I’ve been reading books by Michael Halls-Moore and my head hurts. Not having any formal training in statistics, I only understand about half of the material. None the less, I found his discussion of ‘correlograms’ interesting. I even installed R on my computer (even though I haven’t fully grasped Python yet!) and was able to make some correlograms with R. However not knowing anything about R (sensing a theme here?), I thought I’d come up with my own version of a correlogram using AmiBroker and Google Sheets. A ‘redneck correlogram’ if you will.
So what is a correlogram, you ask? Here’s a link to a wiki page on the subject. My interpretation: it’s a tool to see if a time series of data (i.e. stock prices) is autocorrelated (i.e. is there some connection between price movements down the line from the day in question).
For each day being examined, which I’ll call the ‘trigger day’, I first look at the directional movement from the previous day. Was it up or down? Then I look at the next 20 days, and record whether they move the same direction or the opposite direction as the current day. If they moved the same direction, that column gets a ‘1’. If not, a ‘-1’. The mean of each day’s values is taken.
I include day 0 in there, which is perfectly correlated with itself, and so will always be at 100%. A perfect anti-correlation would show a value of -100%. No correlation at all would thus provide a value very close to 0, because all those -1s and +1s will be equally distributed and average out to 0. Basically, white noise. Some days will show spikes, but if it doesn’t poke over the 5% threshold, then it’s just random. Even some spikes barely above the threshold are going to be meaningless.
Now throw on your data pants and let’s look at SPY from 1/1/2010 to 12/31/15, including the 20 lagging trading days after the last trigger day.
So this is how SPY is autocorrelated to itself. Day 0 shows 100% correlation with itself. I’ve truncated the bounds of the graph at .5 to show more detail in the other values. Note that in this case, day 0 (the trigger day) could be either an up or down day, and the bars are showing correlation or anti-correlation, regardless of the direction of the trigger day.
The green lines are the +/-5% mark. Day 9 is just touching that mark, but does that mean day 9 tends to go the same direction as day 0? It’s probably just a false positive. No other days are showing anything significant. Bunch of noise!
What if we filter for just up days or just down days?
The first graph is for up days only, so the trigger day of course is always positive. Looks at all those correlated days down the line! But wait…the down days shows significant anti-correlation across the entire lagged series too. What gives? Well this just shows that the market had a strong tendency to be positive during 2010-2015. So in general, whether you had a down day or an up day, you were likely to have up days following it.

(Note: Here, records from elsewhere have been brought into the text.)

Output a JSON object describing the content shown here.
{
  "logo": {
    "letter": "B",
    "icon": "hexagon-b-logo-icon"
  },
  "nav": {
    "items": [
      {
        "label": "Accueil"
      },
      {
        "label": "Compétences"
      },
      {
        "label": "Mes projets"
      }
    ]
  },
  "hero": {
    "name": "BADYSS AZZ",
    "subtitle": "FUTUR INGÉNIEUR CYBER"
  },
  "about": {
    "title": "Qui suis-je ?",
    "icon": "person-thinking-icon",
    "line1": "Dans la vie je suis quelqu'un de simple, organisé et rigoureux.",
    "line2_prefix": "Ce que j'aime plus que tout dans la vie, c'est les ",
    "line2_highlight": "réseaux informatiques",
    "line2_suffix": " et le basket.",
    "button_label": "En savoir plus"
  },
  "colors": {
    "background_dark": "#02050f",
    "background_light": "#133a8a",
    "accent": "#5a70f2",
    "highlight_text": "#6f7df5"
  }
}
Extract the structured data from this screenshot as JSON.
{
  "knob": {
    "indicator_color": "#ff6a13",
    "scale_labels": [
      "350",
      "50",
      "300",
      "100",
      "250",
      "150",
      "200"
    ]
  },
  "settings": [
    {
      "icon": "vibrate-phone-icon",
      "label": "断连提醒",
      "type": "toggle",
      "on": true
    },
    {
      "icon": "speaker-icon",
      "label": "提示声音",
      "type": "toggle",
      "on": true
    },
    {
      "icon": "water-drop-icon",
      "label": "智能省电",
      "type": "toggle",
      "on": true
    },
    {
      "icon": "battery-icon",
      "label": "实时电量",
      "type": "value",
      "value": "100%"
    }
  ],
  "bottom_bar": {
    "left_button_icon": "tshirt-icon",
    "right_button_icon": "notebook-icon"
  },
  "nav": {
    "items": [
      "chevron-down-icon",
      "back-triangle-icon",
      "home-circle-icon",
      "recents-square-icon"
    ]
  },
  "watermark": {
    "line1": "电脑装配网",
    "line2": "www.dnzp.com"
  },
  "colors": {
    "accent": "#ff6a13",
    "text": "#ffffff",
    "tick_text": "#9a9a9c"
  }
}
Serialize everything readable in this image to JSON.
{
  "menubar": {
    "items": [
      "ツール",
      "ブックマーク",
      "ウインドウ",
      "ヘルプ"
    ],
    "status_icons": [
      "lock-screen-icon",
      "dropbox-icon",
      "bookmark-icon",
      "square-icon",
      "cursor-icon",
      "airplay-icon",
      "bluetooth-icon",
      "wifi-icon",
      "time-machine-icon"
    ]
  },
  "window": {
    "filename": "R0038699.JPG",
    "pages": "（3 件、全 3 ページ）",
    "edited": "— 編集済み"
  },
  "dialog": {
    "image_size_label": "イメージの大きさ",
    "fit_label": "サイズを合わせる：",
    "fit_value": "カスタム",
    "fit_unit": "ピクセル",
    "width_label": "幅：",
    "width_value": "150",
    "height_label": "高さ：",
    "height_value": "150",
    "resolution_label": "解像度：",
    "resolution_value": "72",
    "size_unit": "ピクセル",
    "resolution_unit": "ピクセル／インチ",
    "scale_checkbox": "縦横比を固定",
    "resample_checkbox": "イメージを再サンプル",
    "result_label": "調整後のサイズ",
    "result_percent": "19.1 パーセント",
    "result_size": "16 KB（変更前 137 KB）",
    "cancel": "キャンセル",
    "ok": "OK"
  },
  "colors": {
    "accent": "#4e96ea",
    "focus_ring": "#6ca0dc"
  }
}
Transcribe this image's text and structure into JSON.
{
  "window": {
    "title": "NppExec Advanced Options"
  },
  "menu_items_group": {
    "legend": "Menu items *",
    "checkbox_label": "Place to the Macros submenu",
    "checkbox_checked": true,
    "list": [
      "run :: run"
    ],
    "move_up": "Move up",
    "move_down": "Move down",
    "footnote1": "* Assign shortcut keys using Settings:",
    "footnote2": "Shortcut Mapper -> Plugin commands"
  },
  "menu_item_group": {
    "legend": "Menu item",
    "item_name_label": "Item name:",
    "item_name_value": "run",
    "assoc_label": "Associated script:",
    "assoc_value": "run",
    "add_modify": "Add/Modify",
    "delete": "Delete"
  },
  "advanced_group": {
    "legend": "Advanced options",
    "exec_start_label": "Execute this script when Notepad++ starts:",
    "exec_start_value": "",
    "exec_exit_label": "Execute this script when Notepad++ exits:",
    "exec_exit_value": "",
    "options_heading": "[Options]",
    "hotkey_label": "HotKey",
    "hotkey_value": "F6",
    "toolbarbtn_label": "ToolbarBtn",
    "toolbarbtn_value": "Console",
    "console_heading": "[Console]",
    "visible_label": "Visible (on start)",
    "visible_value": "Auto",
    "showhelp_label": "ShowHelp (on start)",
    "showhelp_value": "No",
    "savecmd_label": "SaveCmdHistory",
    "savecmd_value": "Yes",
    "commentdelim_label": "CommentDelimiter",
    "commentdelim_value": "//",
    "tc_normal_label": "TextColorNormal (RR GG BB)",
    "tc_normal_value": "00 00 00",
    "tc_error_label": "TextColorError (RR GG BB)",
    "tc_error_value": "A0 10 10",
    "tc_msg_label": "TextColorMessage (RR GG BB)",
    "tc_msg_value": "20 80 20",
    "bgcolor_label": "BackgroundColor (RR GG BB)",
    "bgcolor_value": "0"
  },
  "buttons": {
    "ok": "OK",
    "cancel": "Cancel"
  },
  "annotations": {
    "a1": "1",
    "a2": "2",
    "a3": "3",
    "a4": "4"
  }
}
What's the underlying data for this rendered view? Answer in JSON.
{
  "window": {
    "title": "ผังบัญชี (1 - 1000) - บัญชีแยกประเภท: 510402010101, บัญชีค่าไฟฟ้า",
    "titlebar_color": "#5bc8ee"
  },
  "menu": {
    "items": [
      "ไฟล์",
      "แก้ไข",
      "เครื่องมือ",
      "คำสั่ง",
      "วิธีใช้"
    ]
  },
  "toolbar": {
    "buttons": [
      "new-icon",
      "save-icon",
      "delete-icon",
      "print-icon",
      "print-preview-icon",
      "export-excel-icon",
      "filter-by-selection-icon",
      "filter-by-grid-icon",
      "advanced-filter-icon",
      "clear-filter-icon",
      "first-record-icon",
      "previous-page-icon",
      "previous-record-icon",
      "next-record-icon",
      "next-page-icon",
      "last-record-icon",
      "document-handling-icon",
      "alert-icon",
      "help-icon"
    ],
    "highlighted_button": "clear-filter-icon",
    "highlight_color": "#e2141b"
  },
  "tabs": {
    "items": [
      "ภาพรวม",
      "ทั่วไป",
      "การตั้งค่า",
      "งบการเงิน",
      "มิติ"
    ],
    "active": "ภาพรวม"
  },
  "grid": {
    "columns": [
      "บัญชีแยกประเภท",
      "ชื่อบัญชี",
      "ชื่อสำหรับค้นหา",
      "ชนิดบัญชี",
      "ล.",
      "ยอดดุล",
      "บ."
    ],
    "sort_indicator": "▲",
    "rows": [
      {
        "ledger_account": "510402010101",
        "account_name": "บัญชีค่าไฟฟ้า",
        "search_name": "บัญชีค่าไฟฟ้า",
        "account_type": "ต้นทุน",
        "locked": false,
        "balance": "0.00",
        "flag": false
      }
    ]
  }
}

I however am not as interested in the day-to-day random noise of the market. I am more interested in what happens when the market goes ‘bang’. The market normally hums along as background noise until something whacks it like a child banging on pots and pans. Then prices start vibrating loudly, and the juicy trading happens.
Let’s take a look at the autocorrelation when the market closes up at least 1% over the previous day’s close:
Compare this to the more generalized ‘all up days’ correlogram from earlier. Here, day 1 is pretty ambivalent, and slightly on the negative side. This seems logical if you’re a market watcher: after a big up day, we often have a slight down day as traders take profits. Day 2 is significant but no more so than the ‘all up days’ chart. Day 4 though, now we’re poppin’ over the 15% mark. What this means is that, more often then not, if you have a >1% day with SPY, you’ll have an up day of some sort 4 days later. At least for the time period we’re looking at.
And what’s with day 20 (a month later)? Is that fluke?
And finally, let’s look at all the down days that were more than 1% from the previous close.
As expected, most days are negatively correlated, since we saw this in the ‘all down days’ graph. However we don’t have anything quite as strong as the ‘1% up’ chart in the early days following the trigger. And yet, day 14…that’s the highest value away from zero of the whole series of graphs.
Does this seriously mean that if we have a down day bigger than 1%, that we’re more likely to have an up day 14 trading days later? Can we make a trading system on that? It seems so…unlikely.
And yet…if we plot an equity graph for day 14 gain/loss vs day 16, we see this:
Ignoring such nuisances as commissions and fees, we get the following:
|avg gain/loss||win rate|
|+0.0895 %||54.80 %|
|avg gain/loss||win rate|
So I have four questions for you:
- Is this enough data?
- If it’s not enough data, then is data before 2010 still relevant?
- Is this a pattern unique to the time period, or will it persist into the future?
- Am I doing something wonky with statistics that all you quant-types know is just foolish?